Start of Task data
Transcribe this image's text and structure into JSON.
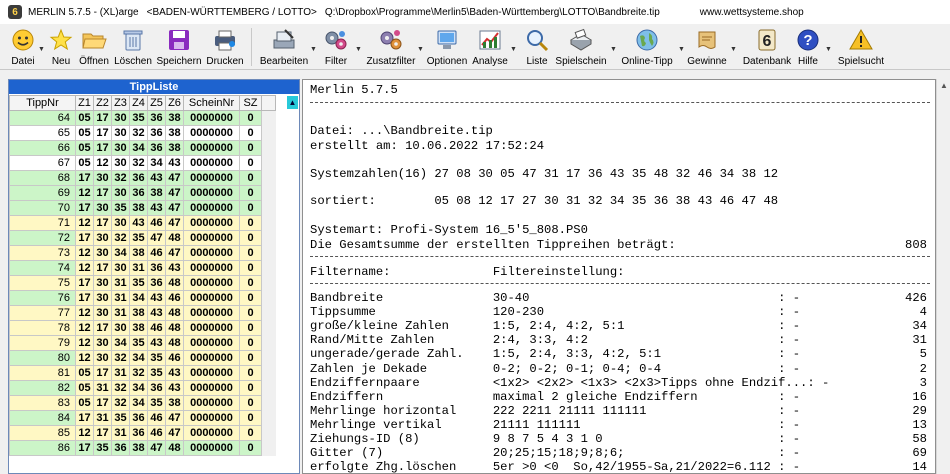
{
  "title": {
    "app": "MERLIN 5.7.5 - (XL)arge",
    "context": "<BADEN-WÜRTTEMBERG / LOTTO>",
    "path": "Q:\\Dropbox\\Programme\\Merlin5\\Baden-Württemberg\\LOTTO\\Bandbreite.tip",
    "site": "www.wettsysteme.shop"
  },
  "toolbar": {
    "datei": "Datei",
    "neu": "Neu",
    "oeffnen": "Öffnen",
    "loeschen": "Löschen",
    "speichern": "Speichern",
    "drucken": "Drucken",
    "bearbeiten": "Bearbeiten",
    "filter": "Filter",
    "zusatzfilter": "Zusatzfilter",
    "optionen": "Optionen",
    "analyse": "Analyse",
    "liste": "Liste",
    "spielschein": "Spielschein",
    "onlinetipp": "Online-Tipp",
    "gewinne": "Gewinne",
    "datenbank": "Datenbank",
    "hilfe": "Hilfe",
    "spielsucht": "Spielsucht"
  },
  "tippliste": {
    "title": "TippListe",
    "headers": [
      "TippNr",
      "Z1",
      "Z2",
      "Z3",
      "Z4",
      "Z5",
      "Z6",
      "ScheinNr",
      "SZ"
    ],
    "rows": [
      {
        "nr": "64",
        "z": [
          "05",
          "17",
          "30",
          "35",
          "36",
          "38"
        ],
        "schein": "0000000",
        "sz": "0"
      },
      {
        "nr": "65",
        "z": [
          "05",
          "17",
          "30",
          "32",
          "36",
          "38"
        ],
        "schein": "0000000",
        "sz": "0"
      },
      {
        "nr": "66",
        "z": [
          "05",
          "17",
          "30",
          "34",
          "36",
          "38"
        ],
        "schein": "0000000",
        "sz": "0"
      },
      {
        "nr": "67",
        "z": [
          "05",
          "12",
          "30",
          "32",
          "34",
          "43"
        ],
        "schein": "0000000",
        "sz": "0"
      },
      {
        "nr": "68",
        "z": [
          "17",
          "30",
          "32",
          "36",
          "43",
          "47"
        ],
        "schein": "0000000",
        "sz": "0"
      },
      {
        "nr": "69",
        "z": [
          "12",
          "17",
          "30",
          "36",
          "38",
          "47"
        ],
        "schein": "0000000",
        "sz": "0"
      },
      {
        "nr": "70",
        "z": [
          "17",
          "30",
          "35",
          "38",
          "43",
          "47"
        ],
        "schein": "0000000",
        "sz": "0"
      },
      {
        "nr": "71",
        "z": [
          "12",
          "17",
          "30",
          "43",
          "46",
          "47"
        ],
        "schein": "0000000",
        "sz": "0"
      },
      {
        "nr": "72",
        "z": [
          "17",
          "30",
          "32",
          "35",
          "47",
          "48"
        ],
        "schein": "0000000",
        "sz": "0"
      },
      {
        "nr": "73",
        "z": [
          "12",
          "30",
          "34",
          "38",
          "46",
          "47"
        ],
        "schein": "0000000",
        "sz": "0"
      },
      {
        "nr": "74",
        "z": [
          "12",
          "17",
          "30",
          "31",
          "36",
          "43"
        ],
        "schein": "0000000",
        "sz": "0"
      },
      {
        "nr": "75",
        "z": [
          "17",
          "30",
          "31",
          "35",
          "36",
          "48"
        ],
        "schein": "0000000",
        "sz": "0"
      },
      {
        "nr": "76",
        "z": [
          "17",
          "30",
          "31",
          "34",
          "43",
          "46"
        ],
        "schein": "0000000",
        "sz": "0"
      },
      {
        "nr": "77",
        "z": [
          "12",
          "30",
          "31",
          "38",
          "43",
          "48"
        ],
        "schein": "0000000",
        "sz": "0"
      },
      {
        "nr": "78",
        "z": [
          "12",
          "17",
          "30",
          "38",
          "46",
          "48"
        ],
        "schein": "0000000",
        "sz": "0"
      },
      {
        "nr": "79",
        "z": [
          "12",
          "30",
          "34",
          "35",
          "43",
          "48"
        ],
        "schein": "0000000",
        "sz": "0"
      },
      {
        "nr": "80",
        "z": [
          "12",
          "30",
          "32",
          "34",
          "35",
          "46"
        ],
        "schein": "0000000",
        "sz": "0"
      },
      {
        "nr": "81",
        "z": [
          "05",
          "17",
          "31",
          "32",
          "35",
          "43"
        ],
        "schein": "0000000",
        "sz": "0"
      },
      {
        "nr": "82",
        "z": [
          "05",
          "31",
          "32",
          "34",
          "36",
          "43"
        ],
        "schein": "0000000",
        "sz": "0"
      },
      {
        "nr": "83",
        "z": [
          "05",
          "17",
          "32",
          "34",
          "35",
          "38"
        ],
        "schein": "0000000",
        "sz": "0"
      },
      {
        "nr": "84",
        "z": [
          "17",
          "31",
          "35",
          "36",
          "46",
          "47"
        ],
        "schein": "0000000",
        "sz": "0"
      },
      {
        "nr": "85",
        "z": [
          "12",
          "17",
          "31",
          "36",
          "46",
          "47"
        ],
        "schein": "0000000",
        "sz": "0"
      },
      {
        "nr": "86",
        "z": [
          "17",
          "35",
          "36",
          "38",
          "47",
          "48"
        ],
        "schein": "0000000",
        "sz": "0"
      }
    ],
    "row_colors": [
      "#ccf5c8",
      "#ffffff",
      "#ccf5c8",
      "#ffffff",
      "#ccf5c8",
      "#ccf5c8",
      "#ccf5c8",
      "#fff8c4",
      "#fff8c4",
      "#fff8c4",
      "#fff8c4",
      "#fff8c4",
      "#fff8c4",
      "#fff8c4",
      "#fff8c4",
      "#fff8c4",
      "#fff8c4",
      "#fff8c4",
      "#fff8c4",
      "#fff8c4",
      "#fff8c4",
      "#fff8c4",
      "#ccf5c8"
    ],
    "nr_colors": [
      "#ccf5c8",
      "#ffffff",
      "#ccf5c8",
      "#ffffff",
      "#ccf5c8",
      "#ccf5c8",
      "#ccf5c8",
      "#fff8c4",
      "#ccf5c8",
      "#fff8c4",
      "#ccf5c8",
      "#fff8c4",
      "#ccf5c8",
      "#fff8c4",
      "#fff8c4",
      "#fff8c4",
      "#ccf5c8",
      "#fff8c4",
      "#ccf5c8",
      "#fff8c4",
      "#ccf5c8",
      "#fff8c4",
      "#ccf5c8"
    ]
  },
  "report": {
    "l1": "Merlin 5.7.5",
    "l2": "Datei: ...\\Bandbreite.tip",
    "l3": "erstellt am: 10.06.2022 17:52:24",
    "l4": "Systemzahlen(16) 27 08 30 05 47 31 17 36 43 35 48 32 46 34 38 12",
    "l5": "sortiert:        05 08 12 17 27 30 31 32 34 35 36 38 43 46 47 48",
    "l6": "Systemart: Profi-System 16_5'5_808.PS0",
    "l7": "Die Gesamtsumme der erstellten Tippreihen beträgt:",
    "l7v": "808",
    "l8": "Filtername:              Filtereinstellung:",
    "filters": [
      {
        "text": "Bandbreite               30-40                                  : -",
        "val": "426"
      },
      {
        "text": "Tippsumme                120-230                                : -",
        "val": "4"
      },
      {
        "text": "große/kleine Zahlen      1:5, 2:4, 4:2, 5:1                     : -",
        "val": "34"
      },
      {
        "text": "Rand/Mitte Zahlen        2:4, 3:3, 4:2                          : -",
        "val": "31"
      },
      {
        "text": "ungerade/gerade Zahl.    1:5, 2:4, 3:3, 4:2, 5:1                : -",
        "val": "5"
      },
      {
        "text": "Zahlen je Dekade         0-2; 0-2; 0-1; 0-4; 0-4                : -",
        "val": "2"
      },
      {
        "text": "Endziffernpaare          <1x2> <2x2> <1x3> <2x3>Tipps ohne Endzif...: -",
        "val": "3"
      },
      {
        "text": "Endziffern               maximal 2 gleiche Endziffern           : -",
        "val": "16"
      },
      {
        "text": "Mehrlinge horizontal     222 2211 21111 111111                  : -",
        "val": "29"
      },
      {
        "text": "Mehrlinge vertikal       21111 111111                           : -",
        "val": "13"
      },
      {
        "text": "Ziehungs-ID (8)          9 8 7 5 4 3 1 0                        : -",
        "val": "58"
      },
      {
        "text": "Gitter (7)               20;25;15;18;9;8;6;                     : -",
        "val": "69"
      },
      {
        "text": "erfolgte Zhg.löschen     5er >0 <0  So,42/1955-Sa,21/2022=6.112 : -",
        "val": "14"
      }
    ]
  },
  "colors": {
    "accent": "#1e63cf",
    "green_row": "#ccf5c8",
    "yellow_row": "#fff8c4",
    "scroll_marker": "#27c9d9"
  }
}
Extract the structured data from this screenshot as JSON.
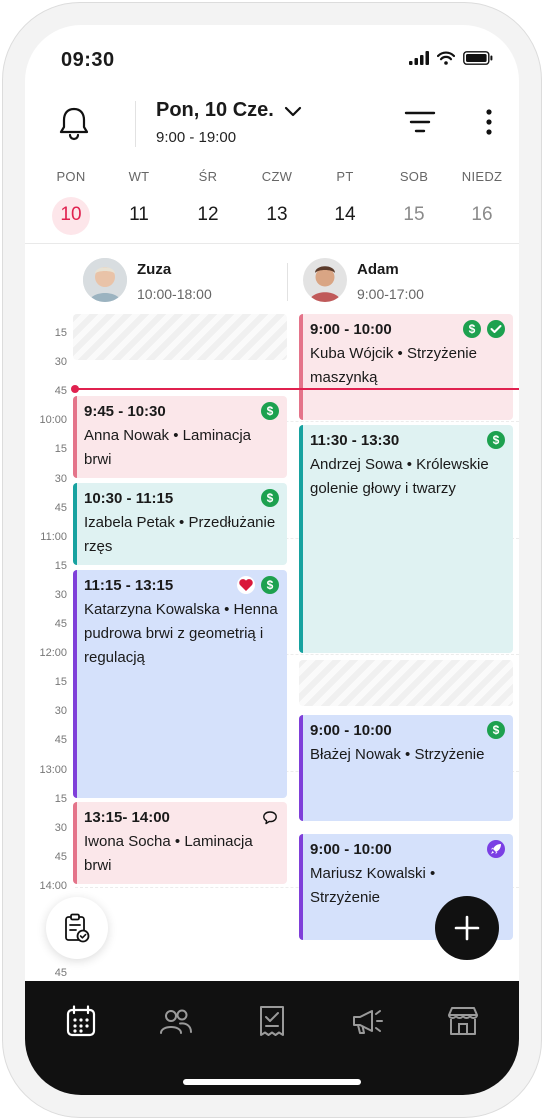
{
  "status_bar": {
    "time": "09:30"
  },
  "header": {
    "date_title": "Pon, 10 Cze.",
    "hours": "9:00 - 19:00"
  },
  "week": [
    {
      "label": "PON",
      "num": "10",
      "state": "active"
    },
    {
      "label": "WT",
      "num": "11",
      "state": "normal"
    },
    {
      "label": "ŚR",
      "num": "12",
      "state": "normal"
    },
    {
      "label": "CZW",
      "num": "13",
      "state": "normal"
    },
    {
      "label": "PT",
      "num": "14",
      "state": "normal"
    },
    {
      "label": "SOB",
      "num": "15",
      "state": "muted"
    },
    {
      "label": "NIEDZ",
      "num": "16",
      "state": "muted"
    }
  ],
  "staff": [
    {
      "name": "Zuza",
      "hours": "10:00-18:00"
    },
    {
      "name": "Adam",
      "hours": "9:00-17:00"
    }
  ],
  "time_labels": [
    "15",
    "30",
    "45",
    "10:00",
    "15",
    "30",
    "45",
    "11:00",
    "15",
    "30",
    "45",
    "12:00",
    "15",
    "30",
    "45",
    "13:00",
    "15",
    "30",
    "45",
    "14:00",
    "15",
    "30",
    "45"
  ],
  "appointments_zuza": [
    {
      "time": "9:45 - 10:30",
      "desc": "Anna Nowak • Laminacja brwi",
      "color": "pink",
      "icons": [
        "dollar"
      ]
    },
    {
      "time": "10:30 - 11:15",
      "desc": "Izabela Petak • Przedłużanie rzęs",
      "color": "teal",
      "icons": [
        "dollar"
      ]
    },
    {
      "time": "11:15 - 13:15",
      "desc": "Katarzyna Kowalska • Henna pudrowa brwi z geometrią i regulacją",
      "color": "blue",
      "icons": [
        "heart",
        "dollar"
      ]
    },
    {
      "time": "13:15- 14:00",
      "desc": "Iwona Socha • Laminacja brwi",
      "color": "pink",
      "icons": [
        "comment"
      ]
    }
  ],
  "appointments_adam": [
    {
      "time": "9:00 - 10:00",
      "desc": "Kuba Wójcik • Strzyżenie maszynką",
      "color": "pink",
      "icons": [
        "dollar",
        "check"
      ]
    },
    {
      "time": "11:30 - 13:30",
      "desc": "Andrzej Sowa • Królewskie golenie głowy i twarzy",
      "color": "teal",
      "icons": [
        "dollar"
      ]
    },
    {
      "time": "9:00 - 10:00",
      "desc": "Błażej Nowak • Strzyżenie",
      "color": "blue",
      "icons": [
        "dollar"
      ]
    },
    {
      "time": "9:00 - 10:00",
      "desc": "Mariusz Kowalski • Strzyżenie",
      "color": "blue",
      "icons": [
        "rocket"
      ]
    }
  ],
  "colors": {
    "accent": "#e0214f",
    "dark": "#111111",
    "green": "#1da14f",
    "purple": "#7f3fd9",
    "teal": "#17a2a0"
  },
  "bottom_nav": [
    "calendar-icon",
    "clients-icon",
    "receipt-icon",
    "megaphone-icon",
    "store-icon"
  ]
}
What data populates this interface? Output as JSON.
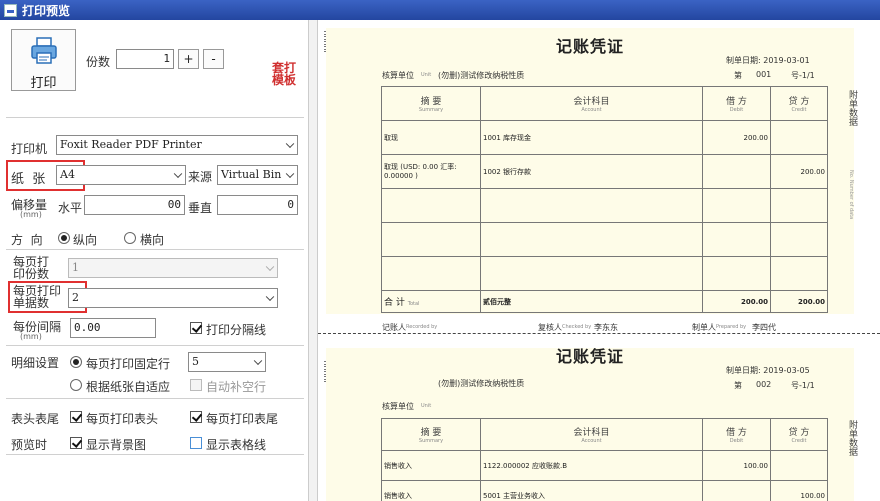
{
  "window": {
    "title": "打印预览"
  },
  "toolbar": {
    "print_label": "打印",
    "copies_label": "份数",
    "copies_value": "1",
    "plus_label": "+",
    "minus_label": "-",
    "template_line1": "套打",
    "template_line2": "模板"
  },
  "settings": {
    "printer_label": "打印机",
    "printer_value": "Foxit Reader PDF Printer",
    "paper_label": "纸  张",
    "paper_value": "A4",
    "source_label": "来源",
    "source_value": "Virtual Bin",
    "offset_label": "偏移量",
    "offset_unit": "(mm)",
    "horizontal_label": "水平",
    "horizontal_value": "00",
    "vertical_label": "垂直",
    "vertical_value": "0",
    "orientation_label": "方  向",
    "portrait_label": "纵向",
    "landscape_label": "横向",
    "copies_per_page_label_1": "每页打",
    "copies_per_page_label_2": "印份数",
    "copies_per_page_value": "1",
    "docs_per_page_label_1": "每页打印",
    "docs_per_page_label_2": "单据数",
    "docs_per_page_value": "2",
    "spacing_label_1": "每份间隔",
    "spacing_unit": "(mm)",
    "spacing_value": "0.00",
    "print_separator_label": "打印分隔线",
    "detail_label": "明细设置",
    "fixed_rows_label": "每页打印固定行",
    "fixed_rows_value": "5",
    "auto_fit_label": "根据纸张自适应",
    "auto_fill_label": "自动补空行",
    "header_footer_label": "表头表尾",
    "print_header_label": "每页打印表头",
    "print_footer_label": "每页打印表尾",
    "preview_label": "预览时",
    "show_bg_label": "显示背景图",
    "show_grid_label": "显示表格线"
  },
  "preview": {
    "v1": {
      "title": "记账凭证",
      "date": "制单日期: 2019-03-01",
      "no_label": "第",
      "no": "001",
      "page": "号-1/1",
      "unit_label": "核算单位",
      "unit_en": "Unit",
      "unit_value": "(勿删)测试修改纳税性质",
      "col_summary": "摘 要",
      "col_summary_en": "Summary",
      "col_account": "会计科目",
      "col_account_en": "Account",
      "col_debit": "借 方",
      "col_debit_en": "Debit",
      "col_credit": "贷 方",
      "col_credit_en": "Credit",
      "rows": [
        {
          "summary": "取现",
          "account": "1001 库存现金",
          "debit": "200.00",
          "credit": ""
        },
        {
          "summary": "取现 (USD: 0.00 汇率: 0.00000 )",
          "account": "1002 银行存款",
          "debit": "",
          "credit": "200.00"
        }
      ],
      "total_label": "合 计",
      "total_en": "Total",
      "total_words": "贰佰元整",
      "total_debit": "200.00",
      "total_credit": "200.00",
      "bookkeeper_label": "记账人",
      "bookkeeper_en": "Recorded by",
      "reviewer_label": "复核人",
      "reviewer_en": "Checked by",
      "reviewer_value": "李东东",
      "maker_label": "制单人",
      "maker_en": "Prepared by",
      "maker_value": "李四代",
      "side_attach": "附单数据",
      "side_number": "No. Number of data"
    },
    "v2": {
      "title": "记账凭证",
      "date": "制单日期: 2019-03-05",
      "no_label": "第",
      "no": "002",
      "page": "号-1/1",
      "unit_label": "核算单位",
      "unit_en": "Unit",
      "unit_value": "(勿删)测试修改纳税性质",
      "col_summary": "摘 要",
      "col_summary_en": "Summary",
      "col_account": "会计科目",
      "col_account_en": "Account",
      "col_debit": "借 方",
      "col_debit_en": "Debit",
      "col_credit": "贷 方",
      "col_credit_en": "Credit",
      "rows": [
        {
          "summary": "销售收入",
          "account": "1122.000002 应收账款.B",
          "debit": "100.00",
          "credit": ""
        },
        {
          "summary": "销售收入",
          "account": "5001 主营业务收入",
          "debit": "",
          "credit": "100.00"
        }
      ],
      "side_attach": "附单数据"
    }
  }
}
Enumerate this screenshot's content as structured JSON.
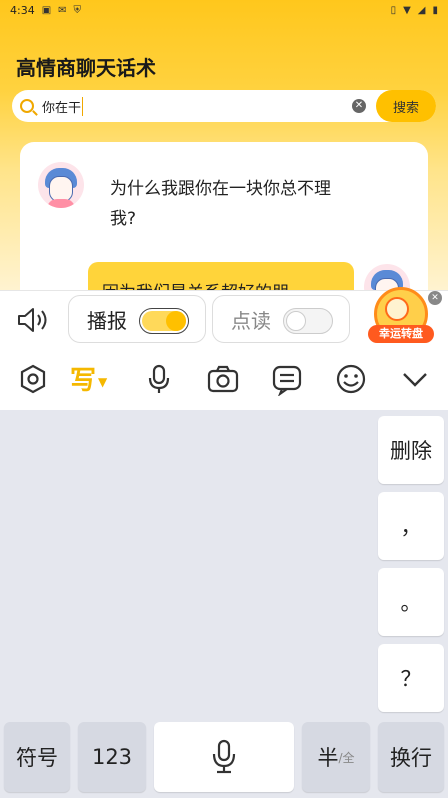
{
  "status_bar": {
    "time": "4:34",
    "left_icons": [
      "notification-a-icon",
      "notification-b-icon",
      "shield-icon"
    ],
    "right_icons": [
      "vibrate-icon",
      "wifi-icon",
      "signal-icon",
      "battery-icon"
    ]
  },
  "app": {
    "title": "高情商聊天话术",
    "search": {
      "value": "你在干",
      "button_label": "搜索"
    },
    "chat": [
      {
        "side": "left",
        "text": "为什么我跟你在一块你总不理我?"
      },
      {
        "side": "right",
        "text": "因为我们是关系超好的朋"
      }
    ]
  },
  "toolbar": {
    "broadcast_label": "播报",
    "broadcast_on": true,
    "read_label": "点读",
    "read_on": false,
    "lucky_wheel_label": "幸运转盘"
  },
  "ime_bar": {
    "write_label": "写",
    "icons": [
      "settings-hex-icon",
      "write-icon",
      "microphone-icon",
      "camera-icon",
      "clipboard-icon",
      "emoji-icon",
      "collapse-icon"
    ]
  },
  "keyboard": {
    "delete_label": "删除",
    "comma": "，",
    "period": "。",
    "question": "？",
    "symbols_label": "符号",
    "numbers_label": "123",
    "half_label": "半",
    "full_label": "/全",
    "enter_label": "换行"
  },
  "colors": {
    "accent": "#ffc000",
    "header_top": "#ffc71c"
  }
}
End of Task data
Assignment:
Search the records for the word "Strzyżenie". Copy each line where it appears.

Task output:
      "desc": "Kuba Wójcik • Strzyżenie maszynką",
      "desc": "Błażej Nowak • Strzyżenie",
      "desc": "Mariusz Kowalski • Strzyżenie",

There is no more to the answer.